▶ _Aim of the exercise_
The response should consist only of the lines from the one with "What data populates" to the end of the data below, copied exactly and without pictures.
[Data excerpts Boundary: Start]
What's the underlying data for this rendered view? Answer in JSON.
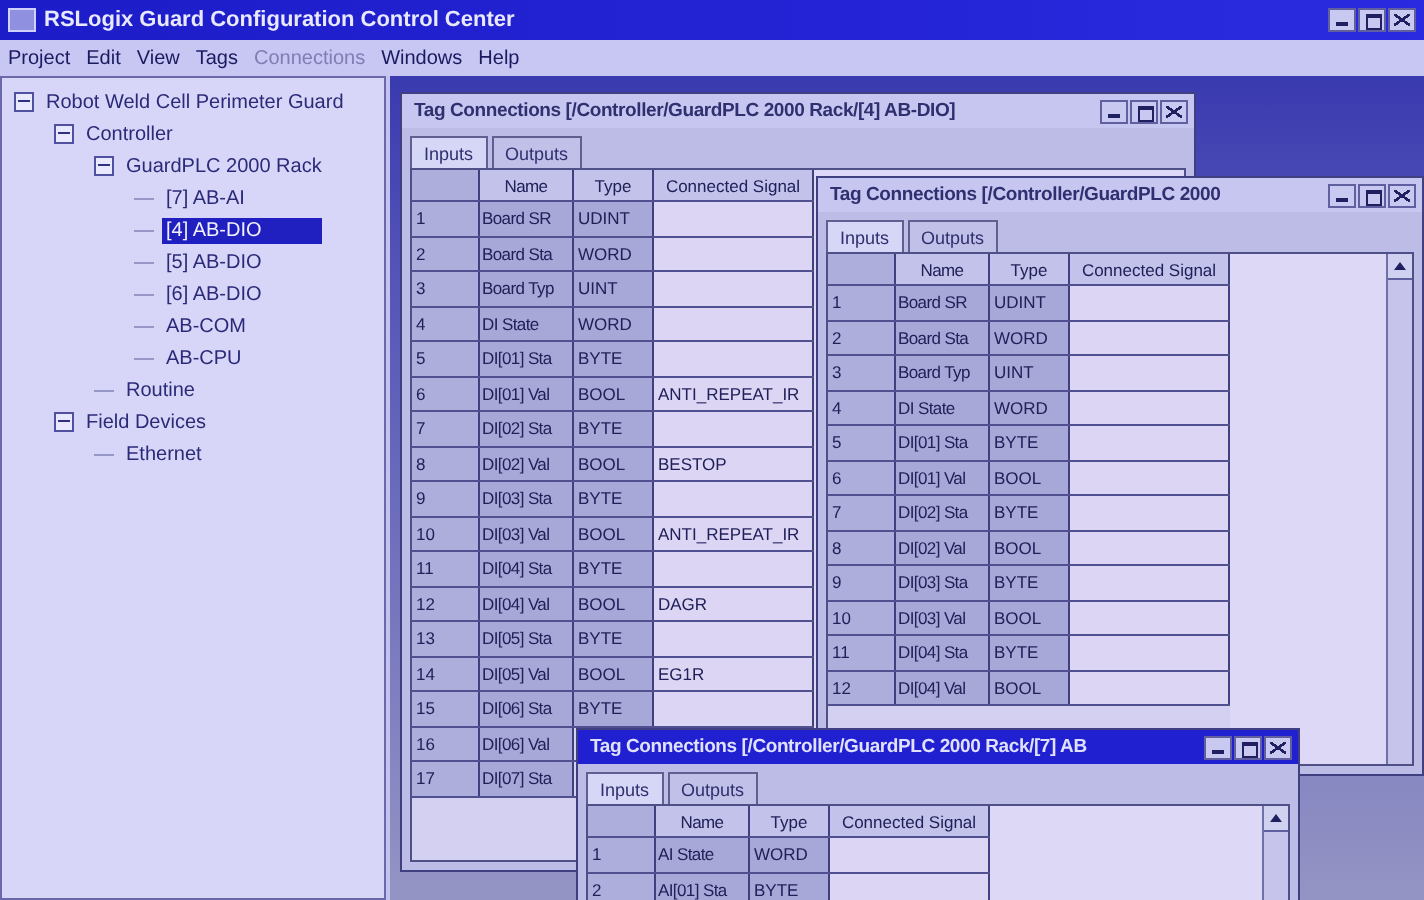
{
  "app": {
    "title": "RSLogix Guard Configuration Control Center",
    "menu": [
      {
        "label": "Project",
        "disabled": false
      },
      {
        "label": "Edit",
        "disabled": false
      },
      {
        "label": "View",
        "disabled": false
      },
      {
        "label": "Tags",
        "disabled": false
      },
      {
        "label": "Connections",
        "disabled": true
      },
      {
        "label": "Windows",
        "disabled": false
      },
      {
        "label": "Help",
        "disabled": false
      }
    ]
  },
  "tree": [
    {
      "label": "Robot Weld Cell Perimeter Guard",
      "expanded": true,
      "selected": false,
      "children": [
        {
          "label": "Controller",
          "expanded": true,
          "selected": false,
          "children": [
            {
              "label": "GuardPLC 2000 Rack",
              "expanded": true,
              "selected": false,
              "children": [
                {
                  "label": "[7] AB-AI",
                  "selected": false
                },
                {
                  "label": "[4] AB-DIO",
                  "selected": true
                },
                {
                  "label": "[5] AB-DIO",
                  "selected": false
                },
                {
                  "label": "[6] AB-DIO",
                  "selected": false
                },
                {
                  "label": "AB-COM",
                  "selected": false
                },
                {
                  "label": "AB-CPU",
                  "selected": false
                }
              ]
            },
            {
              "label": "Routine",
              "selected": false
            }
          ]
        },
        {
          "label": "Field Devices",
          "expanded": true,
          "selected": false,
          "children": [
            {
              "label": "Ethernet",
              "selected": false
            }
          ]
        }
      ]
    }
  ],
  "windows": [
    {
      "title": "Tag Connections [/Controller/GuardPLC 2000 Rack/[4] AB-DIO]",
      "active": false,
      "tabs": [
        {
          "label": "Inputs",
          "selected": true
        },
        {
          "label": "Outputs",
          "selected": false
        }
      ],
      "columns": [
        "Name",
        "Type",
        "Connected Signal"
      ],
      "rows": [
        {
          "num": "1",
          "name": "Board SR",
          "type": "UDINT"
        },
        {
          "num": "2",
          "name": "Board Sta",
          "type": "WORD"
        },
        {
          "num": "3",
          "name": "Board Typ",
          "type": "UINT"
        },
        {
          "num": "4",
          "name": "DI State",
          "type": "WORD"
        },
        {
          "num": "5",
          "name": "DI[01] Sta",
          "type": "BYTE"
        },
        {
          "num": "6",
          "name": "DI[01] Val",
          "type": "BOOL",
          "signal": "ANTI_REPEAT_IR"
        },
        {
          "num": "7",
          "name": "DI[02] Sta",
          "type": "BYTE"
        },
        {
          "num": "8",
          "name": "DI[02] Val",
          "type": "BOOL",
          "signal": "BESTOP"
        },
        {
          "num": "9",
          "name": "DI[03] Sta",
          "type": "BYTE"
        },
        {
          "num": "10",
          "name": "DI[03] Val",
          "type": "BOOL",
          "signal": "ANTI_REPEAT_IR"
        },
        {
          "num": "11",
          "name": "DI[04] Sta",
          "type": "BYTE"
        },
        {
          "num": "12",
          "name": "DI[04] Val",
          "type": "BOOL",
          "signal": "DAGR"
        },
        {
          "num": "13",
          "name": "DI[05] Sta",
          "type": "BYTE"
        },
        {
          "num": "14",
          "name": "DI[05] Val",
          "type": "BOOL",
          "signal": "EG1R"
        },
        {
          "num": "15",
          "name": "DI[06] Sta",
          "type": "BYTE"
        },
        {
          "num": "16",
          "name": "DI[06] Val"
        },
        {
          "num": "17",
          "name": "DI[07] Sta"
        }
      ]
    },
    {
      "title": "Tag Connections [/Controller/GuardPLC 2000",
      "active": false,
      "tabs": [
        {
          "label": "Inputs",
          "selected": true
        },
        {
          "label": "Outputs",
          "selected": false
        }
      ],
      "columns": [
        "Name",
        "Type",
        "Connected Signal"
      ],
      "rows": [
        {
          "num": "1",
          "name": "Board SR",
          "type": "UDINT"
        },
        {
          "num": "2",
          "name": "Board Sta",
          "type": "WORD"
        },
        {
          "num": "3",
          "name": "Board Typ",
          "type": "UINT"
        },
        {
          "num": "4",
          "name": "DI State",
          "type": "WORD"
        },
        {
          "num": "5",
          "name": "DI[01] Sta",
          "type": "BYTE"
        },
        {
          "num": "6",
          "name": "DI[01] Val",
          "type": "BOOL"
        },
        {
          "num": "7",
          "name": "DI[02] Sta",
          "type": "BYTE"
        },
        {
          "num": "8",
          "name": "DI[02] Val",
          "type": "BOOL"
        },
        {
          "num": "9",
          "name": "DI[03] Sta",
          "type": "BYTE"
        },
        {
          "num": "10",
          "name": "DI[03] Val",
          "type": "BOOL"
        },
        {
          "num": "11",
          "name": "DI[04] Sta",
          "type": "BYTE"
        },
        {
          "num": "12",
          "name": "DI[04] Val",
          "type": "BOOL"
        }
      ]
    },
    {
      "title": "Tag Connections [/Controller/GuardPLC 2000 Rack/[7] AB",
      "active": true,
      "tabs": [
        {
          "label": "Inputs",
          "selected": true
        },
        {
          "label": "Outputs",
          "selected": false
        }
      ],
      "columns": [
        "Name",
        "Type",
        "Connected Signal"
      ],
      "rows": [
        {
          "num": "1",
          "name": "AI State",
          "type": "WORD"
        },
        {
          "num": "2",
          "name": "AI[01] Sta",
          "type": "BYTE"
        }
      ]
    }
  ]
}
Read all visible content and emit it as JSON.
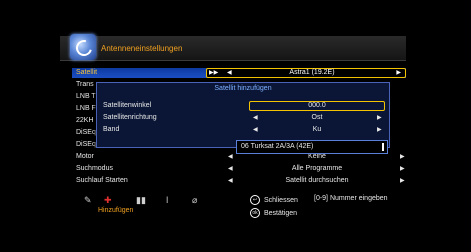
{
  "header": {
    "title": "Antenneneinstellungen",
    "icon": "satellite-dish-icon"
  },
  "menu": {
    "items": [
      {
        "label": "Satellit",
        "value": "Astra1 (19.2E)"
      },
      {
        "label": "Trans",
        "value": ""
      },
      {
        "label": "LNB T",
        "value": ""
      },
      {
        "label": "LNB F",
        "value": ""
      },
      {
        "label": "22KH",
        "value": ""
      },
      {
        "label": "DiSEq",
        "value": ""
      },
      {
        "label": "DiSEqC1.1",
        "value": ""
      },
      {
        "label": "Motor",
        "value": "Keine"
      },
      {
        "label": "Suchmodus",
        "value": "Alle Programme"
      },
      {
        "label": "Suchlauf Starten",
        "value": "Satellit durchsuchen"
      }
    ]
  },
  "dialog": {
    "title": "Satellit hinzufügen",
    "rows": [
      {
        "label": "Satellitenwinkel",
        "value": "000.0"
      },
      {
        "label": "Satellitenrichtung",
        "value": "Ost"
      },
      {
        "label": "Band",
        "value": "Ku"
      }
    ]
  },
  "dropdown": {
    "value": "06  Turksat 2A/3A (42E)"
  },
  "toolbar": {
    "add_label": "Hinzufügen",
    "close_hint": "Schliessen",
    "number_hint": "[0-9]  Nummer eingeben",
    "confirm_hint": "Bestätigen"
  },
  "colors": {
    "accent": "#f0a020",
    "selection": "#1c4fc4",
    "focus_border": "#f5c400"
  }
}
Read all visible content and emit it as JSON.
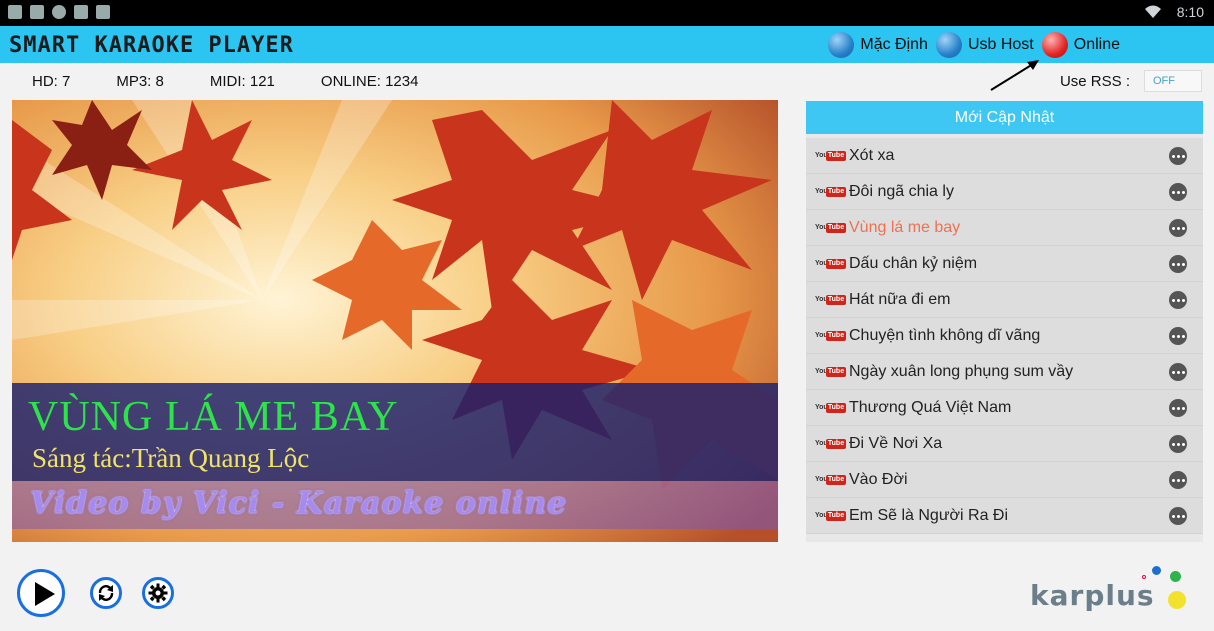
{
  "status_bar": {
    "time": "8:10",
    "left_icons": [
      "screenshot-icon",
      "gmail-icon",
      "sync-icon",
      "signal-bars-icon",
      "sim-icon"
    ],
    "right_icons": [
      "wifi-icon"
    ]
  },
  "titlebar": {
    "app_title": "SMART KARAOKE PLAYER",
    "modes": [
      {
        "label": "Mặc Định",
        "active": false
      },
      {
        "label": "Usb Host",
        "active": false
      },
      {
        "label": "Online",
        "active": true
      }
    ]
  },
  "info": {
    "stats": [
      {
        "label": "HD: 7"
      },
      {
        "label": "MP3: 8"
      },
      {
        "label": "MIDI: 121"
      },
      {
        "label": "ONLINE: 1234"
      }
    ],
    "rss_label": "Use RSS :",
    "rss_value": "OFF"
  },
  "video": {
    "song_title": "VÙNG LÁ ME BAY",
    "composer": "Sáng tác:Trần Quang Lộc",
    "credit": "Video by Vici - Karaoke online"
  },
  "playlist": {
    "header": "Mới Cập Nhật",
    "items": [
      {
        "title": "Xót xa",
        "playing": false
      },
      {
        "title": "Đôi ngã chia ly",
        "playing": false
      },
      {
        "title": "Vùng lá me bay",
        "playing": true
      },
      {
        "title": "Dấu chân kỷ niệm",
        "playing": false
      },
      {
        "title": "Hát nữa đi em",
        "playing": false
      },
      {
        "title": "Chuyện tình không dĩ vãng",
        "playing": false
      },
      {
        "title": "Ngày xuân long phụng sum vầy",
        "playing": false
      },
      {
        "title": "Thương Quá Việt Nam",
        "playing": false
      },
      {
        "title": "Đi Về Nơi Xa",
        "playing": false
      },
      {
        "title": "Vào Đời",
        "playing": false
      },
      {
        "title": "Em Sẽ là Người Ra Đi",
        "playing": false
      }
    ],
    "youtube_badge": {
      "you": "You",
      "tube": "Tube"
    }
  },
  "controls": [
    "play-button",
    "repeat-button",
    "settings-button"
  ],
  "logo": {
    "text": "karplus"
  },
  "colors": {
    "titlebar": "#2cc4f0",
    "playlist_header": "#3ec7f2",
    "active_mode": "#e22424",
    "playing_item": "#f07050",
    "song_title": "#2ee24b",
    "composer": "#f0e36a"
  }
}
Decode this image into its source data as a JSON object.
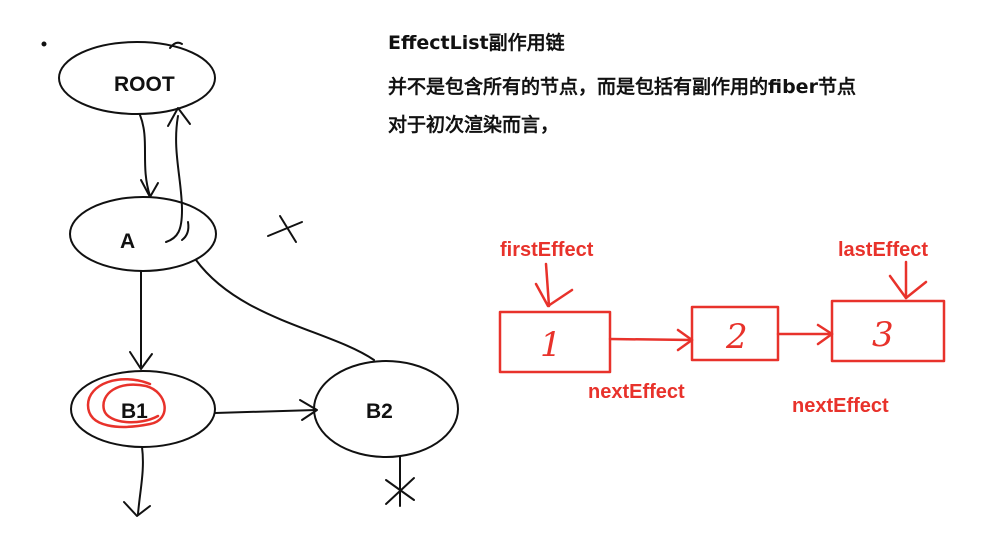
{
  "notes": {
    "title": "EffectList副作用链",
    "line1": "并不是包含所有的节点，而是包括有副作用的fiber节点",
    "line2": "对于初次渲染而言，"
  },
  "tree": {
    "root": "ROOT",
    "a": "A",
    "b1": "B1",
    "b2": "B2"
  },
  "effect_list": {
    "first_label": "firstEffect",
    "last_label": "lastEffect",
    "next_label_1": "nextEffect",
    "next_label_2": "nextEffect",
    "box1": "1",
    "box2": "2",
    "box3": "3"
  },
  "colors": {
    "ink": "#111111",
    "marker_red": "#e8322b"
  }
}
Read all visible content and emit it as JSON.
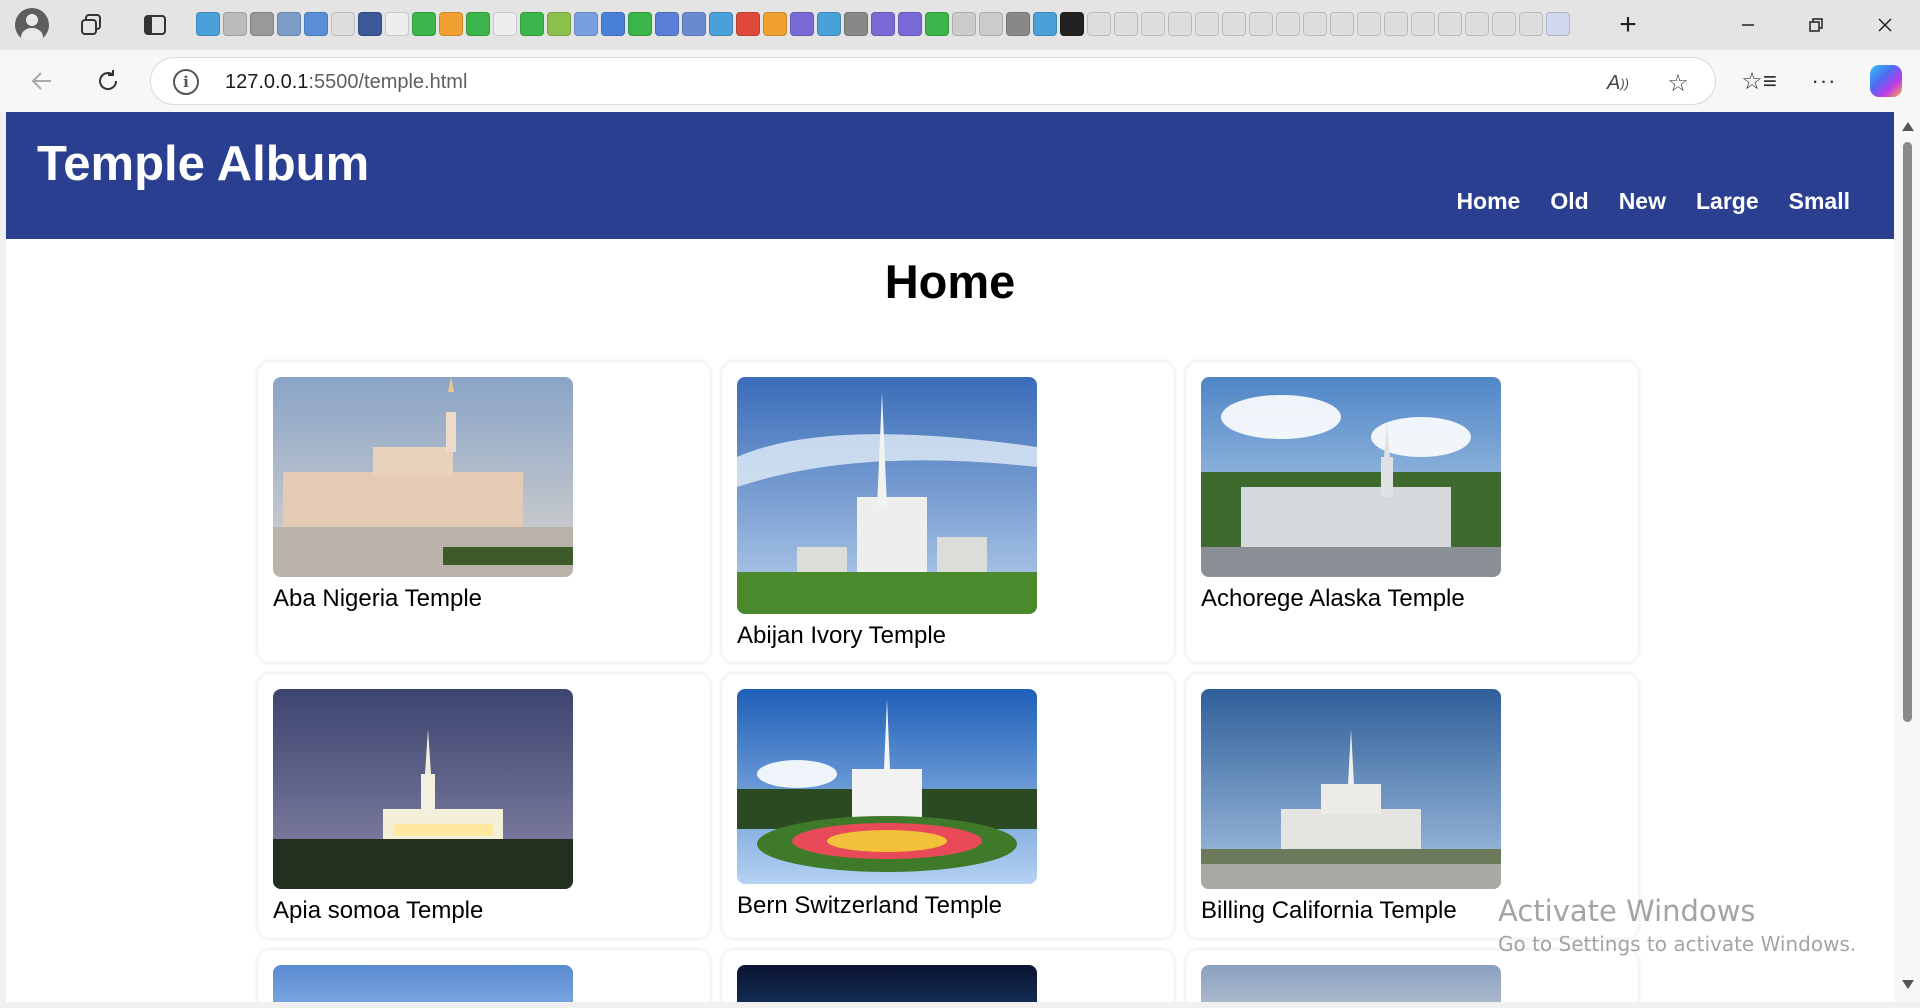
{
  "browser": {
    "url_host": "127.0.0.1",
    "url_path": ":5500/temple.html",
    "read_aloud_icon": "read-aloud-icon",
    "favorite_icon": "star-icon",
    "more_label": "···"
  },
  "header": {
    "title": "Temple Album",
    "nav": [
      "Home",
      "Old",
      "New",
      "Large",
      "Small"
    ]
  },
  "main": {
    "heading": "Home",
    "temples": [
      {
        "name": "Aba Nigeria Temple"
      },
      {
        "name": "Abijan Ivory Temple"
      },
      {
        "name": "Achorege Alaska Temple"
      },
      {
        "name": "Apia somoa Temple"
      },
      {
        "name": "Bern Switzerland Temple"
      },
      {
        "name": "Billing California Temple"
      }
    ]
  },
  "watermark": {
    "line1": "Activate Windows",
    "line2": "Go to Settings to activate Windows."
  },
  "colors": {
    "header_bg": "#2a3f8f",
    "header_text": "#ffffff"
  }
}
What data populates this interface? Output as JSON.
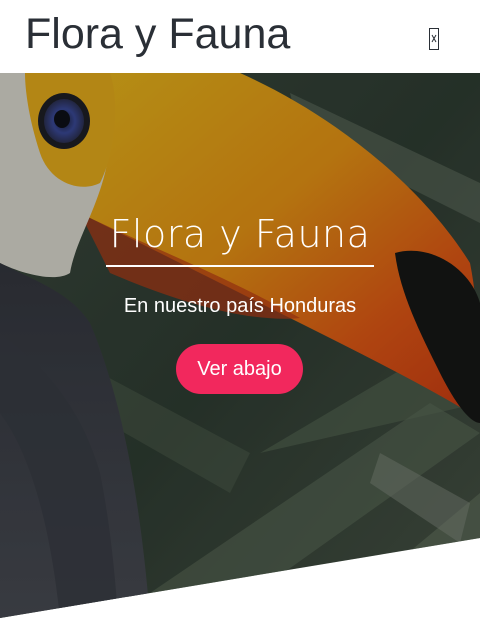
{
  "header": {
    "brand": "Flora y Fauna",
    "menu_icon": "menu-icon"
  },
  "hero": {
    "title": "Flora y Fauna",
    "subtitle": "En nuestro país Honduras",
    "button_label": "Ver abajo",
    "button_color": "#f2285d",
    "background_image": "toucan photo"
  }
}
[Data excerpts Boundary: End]
▶ _Your solution_
What data populates this interface? Output as JSON.
{
  "header": {
    "brand": "Flora y Fauna",
    "menu_icon": "menu-icon"
  },
  "hero": {
    "title": "Flora y Fauna",
    "subtitle": "En nuestro país Honduras",
    "button_label": "Ver abajo",
    "button_color": "#f2285d",
    "background_image": "toucan photo"
  }
}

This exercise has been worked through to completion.